First impressions are super important. There’s no real scientific consensus on how long it takes to form a first impression. Some say it takes 7 seconds, and some say 30. A new study from the Association of Psychological Science says it may be even less – you may start judging an unfamiliar person within a blink of an eye.
However, always making a good first impression can be difficult for nurses due to the nature of the job – large and unpredictable workloads can often lead to a harried, rushing manner that makes it tough to present your best self to new patients.
Part of this is due to the sheer number of patients that nurses must meet and care for on a daily basis. Nurse staffing ratios often vary from 5-10 patients per nurse, and most hospitals have very high patient turnover, making it difficult to keep up with workloads and provide quality patient care.
However, there are three simple ways even the busiest nurses can make a great first impression on their new patients. Read on and find out how you can help make your first meeting with a new patient great, and encourage a great working relationship.
- Be On Time
This is the most important tip on this list. If you follow this tip and ignore every other one on the list, you’ll still find that you manage to make a good first impression on your patients.
Think about it. If first impressions start from the moment a patient lays eyes on you, what’s worse than not being there? Especially when you’re supposed to be. If you have a scheduled appointment or task and your patient is expecting you, you’ll lose more credibility for each second that you’re not there.
If you are supposed to meet with a patient or take them somewhere and you don’t show up, you lose their trust. This extends to telling them you’ll return and forgetting about them. Both of these actions are a severe breach of trust, and forgetting about a new patient can mean developing a very poor nurse-patient relationship.

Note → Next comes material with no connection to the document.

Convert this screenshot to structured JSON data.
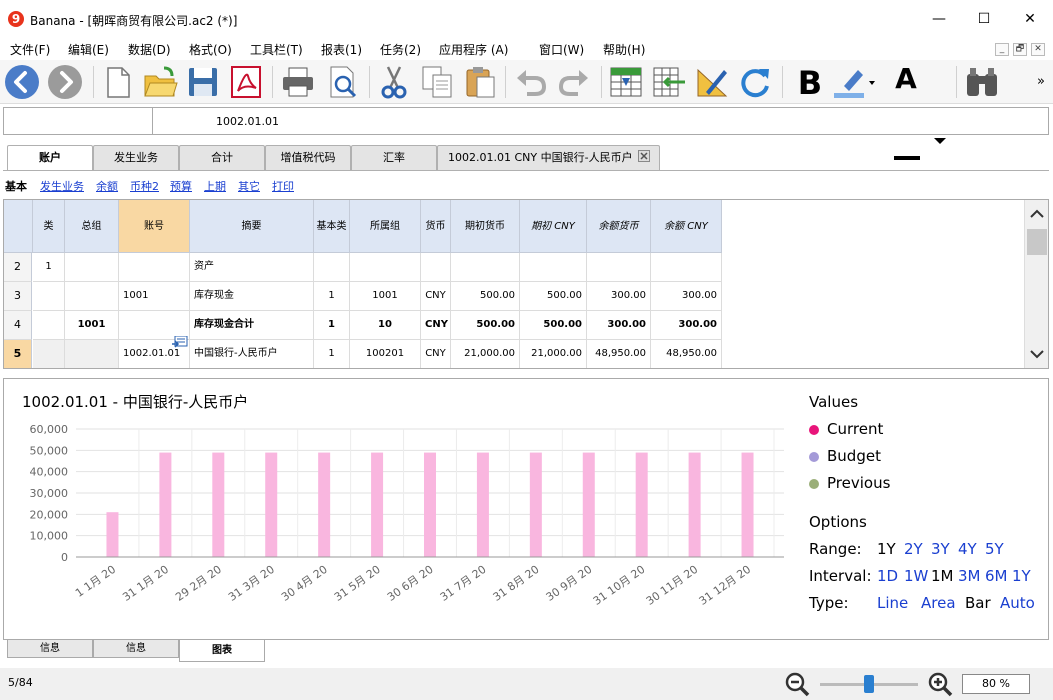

Make it a point to be on time, every time. This is especially important with new patients. It’s hard – you have a lot to do as a registered nurse – but it’s well worth the extra effort.
- Dress Like A Professional
Dressing like a professional is absolutely essential to a good first impression. Remember, these patients know nothing about you – from the very start of your relationship, you should be projecting an air of professionalism, and dressing well is a great way to emphasize professionalism.
Now, There are many nurses out there who don’t do this – they may wear cartoon-print hoodies, skate shoes, have long and loose hair, and so on. And you know what? They’re probably fantastic nurses, and excel at their jobs.
But their patients won’t know that from the start of their relationship. If a frazzled nurse walks in with overly-long nails and a mussed-up hairdo, the patient may lose some trust in their nurse immediately. That trust can be regained – but its loss can also be entirely avoided for a better first impression. Here are a few simple tips for maintaining a professional look.
- Make sure your uniform is clean and pressed
- Wear your hair conservatively, and in a natural color
- Minimize makeup and jewelry
- Keep nails clean and short
- Wear clean shoes
Maintaining a professional look will be a good visual indicator to your patients that you are a trained professional, and that you know what you’re doing – it increases trust, which is essential for a great patient relationship.
- Make (And Maintain) Great Eye Contact
Eye contact is hugely important. According to Psychology Today, making good eye contact increases trust, helps persuade people to your point of view, and increases their perception of you as open, honest and trustworthy.
The first thing you do when you walk into a room with a new patient is lock eyes and smile. Hold their gaze for several seconds, and keep returning to make eye contact with them throughout your conversation.
Avoid staring, but make sure that you’re looking in their general direction for at least the first few minutes of your conversation, and whenever you’re not focusing on some other task. Great eye contact is an indication of care, interest, and openness, and can go a long way when first meeting a patient.
Take Time To Make A Great First Impression – And Reap The Rewards
Failing to make a great first impression isn’t the end of the world, and it’s not always going to be possible to present your best self to a new patient. And that’s okay! Nobody’s perfect, and the nature of nursing makes that very clear indeed.
But if you take the time to follow these three simple steps, and do your best to follow through with them, you’ll be amazed at how your patients respond. Developing a good relationship will be easier, and you’ll be able to deliver a higher standard of care.